* Input data
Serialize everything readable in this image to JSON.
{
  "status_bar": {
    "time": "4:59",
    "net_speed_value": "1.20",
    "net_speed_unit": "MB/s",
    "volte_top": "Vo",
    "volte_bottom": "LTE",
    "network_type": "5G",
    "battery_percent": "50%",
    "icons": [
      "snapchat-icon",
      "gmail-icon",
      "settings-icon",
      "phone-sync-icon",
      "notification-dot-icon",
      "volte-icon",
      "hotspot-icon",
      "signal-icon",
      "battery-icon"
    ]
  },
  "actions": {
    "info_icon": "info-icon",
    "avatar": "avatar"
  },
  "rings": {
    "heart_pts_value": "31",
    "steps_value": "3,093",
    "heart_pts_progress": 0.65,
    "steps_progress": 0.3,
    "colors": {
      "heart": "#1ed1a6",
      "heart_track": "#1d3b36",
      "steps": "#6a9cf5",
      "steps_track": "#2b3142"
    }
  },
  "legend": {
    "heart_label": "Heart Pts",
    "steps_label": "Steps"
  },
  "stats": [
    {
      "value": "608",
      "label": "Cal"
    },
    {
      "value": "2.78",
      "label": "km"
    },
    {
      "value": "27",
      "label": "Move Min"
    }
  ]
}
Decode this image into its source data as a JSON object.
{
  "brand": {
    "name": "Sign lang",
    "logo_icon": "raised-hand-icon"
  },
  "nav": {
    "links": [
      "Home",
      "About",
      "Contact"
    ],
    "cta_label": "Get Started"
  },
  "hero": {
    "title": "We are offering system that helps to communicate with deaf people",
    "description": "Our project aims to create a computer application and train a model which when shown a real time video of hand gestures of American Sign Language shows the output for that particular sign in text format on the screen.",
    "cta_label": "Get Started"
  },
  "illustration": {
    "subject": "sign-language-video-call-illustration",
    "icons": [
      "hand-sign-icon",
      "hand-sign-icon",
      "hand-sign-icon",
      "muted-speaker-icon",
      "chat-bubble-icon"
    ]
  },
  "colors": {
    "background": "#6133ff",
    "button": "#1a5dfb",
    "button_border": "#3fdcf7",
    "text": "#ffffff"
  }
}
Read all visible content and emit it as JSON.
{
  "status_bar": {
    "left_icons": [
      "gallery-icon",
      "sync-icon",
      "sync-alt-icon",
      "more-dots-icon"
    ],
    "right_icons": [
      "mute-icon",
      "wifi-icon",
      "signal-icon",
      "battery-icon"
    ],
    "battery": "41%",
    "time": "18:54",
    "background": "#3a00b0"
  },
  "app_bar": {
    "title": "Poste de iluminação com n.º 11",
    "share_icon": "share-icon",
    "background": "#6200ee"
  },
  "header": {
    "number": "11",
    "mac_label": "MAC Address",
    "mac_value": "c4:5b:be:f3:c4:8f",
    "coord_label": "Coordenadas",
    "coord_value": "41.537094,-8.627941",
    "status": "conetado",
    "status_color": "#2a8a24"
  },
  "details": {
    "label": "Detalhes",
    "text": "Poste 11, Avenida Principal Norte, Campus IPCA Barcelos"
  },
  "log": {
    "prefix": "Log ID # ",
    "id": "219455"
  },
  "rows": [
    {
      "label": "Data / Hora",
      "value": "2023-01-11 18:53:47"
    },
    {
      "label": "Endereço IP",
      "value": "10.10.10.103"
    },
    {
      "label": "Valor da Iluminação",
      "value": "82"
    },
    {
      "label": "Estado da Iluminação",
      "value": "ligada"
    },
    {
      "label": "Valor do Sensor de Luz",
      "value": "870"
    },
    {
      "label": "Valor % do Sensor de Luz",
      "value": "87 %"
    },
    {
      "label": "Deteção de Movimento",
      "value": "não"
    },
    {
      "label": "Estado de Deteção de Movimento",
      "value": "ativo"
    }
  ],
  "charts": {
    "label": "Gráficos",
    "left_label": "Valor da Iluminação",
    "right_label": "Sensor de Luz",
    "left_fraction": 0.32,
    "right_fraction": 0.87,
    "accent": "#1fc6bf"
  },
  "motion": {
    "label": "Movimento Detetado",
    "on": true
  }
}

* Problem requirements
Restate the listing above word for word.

* Output
Serialize everything readable in this image to JSON.
{
  "status_bar": {
    "time": "4:59",
    "net_speed_value": "1.20",
    "net_speed_unit": "MB/s",
    "volte_top": "Vo",
    "volte_bottom": "LTE",
    "network_type": "5G",
    "battery_percent": "50%",
    "icons": [
      "snapchat-icon",
      "gmail-icon",
      "settings-icon",
      "phone-sync-icon",
      "notification-dot-icon",
      "volte-icon",
      "hotspot-icon",
      "signal-icon",
      "battery-icon"
    ]
  },
  "actions": {
    "info_icon": "info-icon",
    "avatar": "avatar"
  },
  "rings": {
    "heart_pts_value": "31",
    "steps_value": "3,093",
    "heart_pts_progress": 0.65,
    "steps_progress": 0.3,
    "colors": {
      "heart": "#1ed1a6",
      "heart_track": "#1d3b36",
      "steps": "#6a9cf5",
      "steps_track": "#2b3142"
    }
  },
  "legend": {
    "heart_label": "Heart Pts",
    "steps_label": "Steps"
  },
  "stats": [
    {
      "value": "608",
      "label": "Cal"
    },
    {
      "value": "2.78",
      "label": "km"
    },
    {
      "value": "27",
      "label": "Move Min"
    }
  ]
}
Decode this image into its source data as a JSON object.
{
  "brand": {
    "name": "Sign lang",
    "logo_icon": "raised-hand-icon"
  },
  "nav": {
    "links": [
      "Home",
      "About",
      "Contact"
    ],
    "cta_label": "Get Started"
  },
  "hero": {
    "title": "We are offering system that helps to communicate with deaf people",
    "description": "Our project aims to create a computer application and train a model which when shown a real time video of hand gestures of American Sign Language shows the output for that particular sign in text format on the screen.",
    "cta_label": "Get Started"
  },
  "illustration": {
    "subject": "sign-language-video-call-illustration",
    "icons": [
      "hand-sign-icon",
      "hand-sign-icon",
      "hand-sign-icon",
      "muted-speaker-icon",
      "chat-bubble-icon"
    ]
  },
  "colors": {
    "background": "#6133ff",
    "button": "#1a5dfb",
    "button_border": "#3fdcf7",
    "text": "#ffffff"
  }
}
Read all visible content and emit it as JSON.
{
  "status_bar": {
    "left_icons": [
      "gallery-icon",
      "sync-icon",
      "sync-alt-icon",
      "more-dots-icon"
    ],
    "right_icons": [
      "mute-icon",
      "wifi-icon",
      "signal-icon",
      "battery-icon"
    ],
    "battery": "41%",
    "time": "18:54",
    "background": "#3a00b0"
  },
  "app_bar": {
    "title": "Poste de iluminação com n.º 11",
    "share_icon": "share-icon",
    "background": "#6200ee"
  },
  "header": {
    "number": "11",
    "mac_label": "MAC Address",
    "mac_value": "c4:5b:be:f3:c4:8f",
    "coord_label": "Coordenadas",
    "coord_value": "41.537094,-8.627941",
    "status": "conetado",
    "status_color": "#2a8a24"
  },
  "details": {
    "label": "Detalhes",
    "text": "Poste 11, Avenida Principal Norte, Campus IPCA Barcelos"
  },
  "log": {
    "prefix": "Log ID # ",
    "id": "219455"
  },
  "rows": [
    {
      "label": "Data / Hora",
      "value": "2023-01-11 18:53:47"
    },
    {
      "label": "Endereço IP",
      "value": "10.10.10.103"
    },
    {
      "label": "Valor da Iluminação",
      "value": "82"
    },
    {
      "label": "Estado da Iluminação",
      "value": "ligada"
    },
    {
      "label": "Valor do Sensor de Luz",
      "value": "870"
    },
    {
      "label": "Valor % do Sensor de Luz",
      "value": "87 %"
    },
    {
      "label": "Deteção de Movimento",
      "value": "não"
    },
    {
      "label": "Estado de Deteção de Movimento",
      "value": "ativo"
    }
  ],
  "charts": {
    "label": "Gráficos",
    "left_label": "Valor da Iluminação",
    "right_label": "Sensor de Luz",
    "left_fraction": 0.32,
    "right_fraction": 0.87,
    "accent": "#1fc6bf"
  },
  "motion": {
    "label": "Movimento Detetado",
    "on": true
  }
}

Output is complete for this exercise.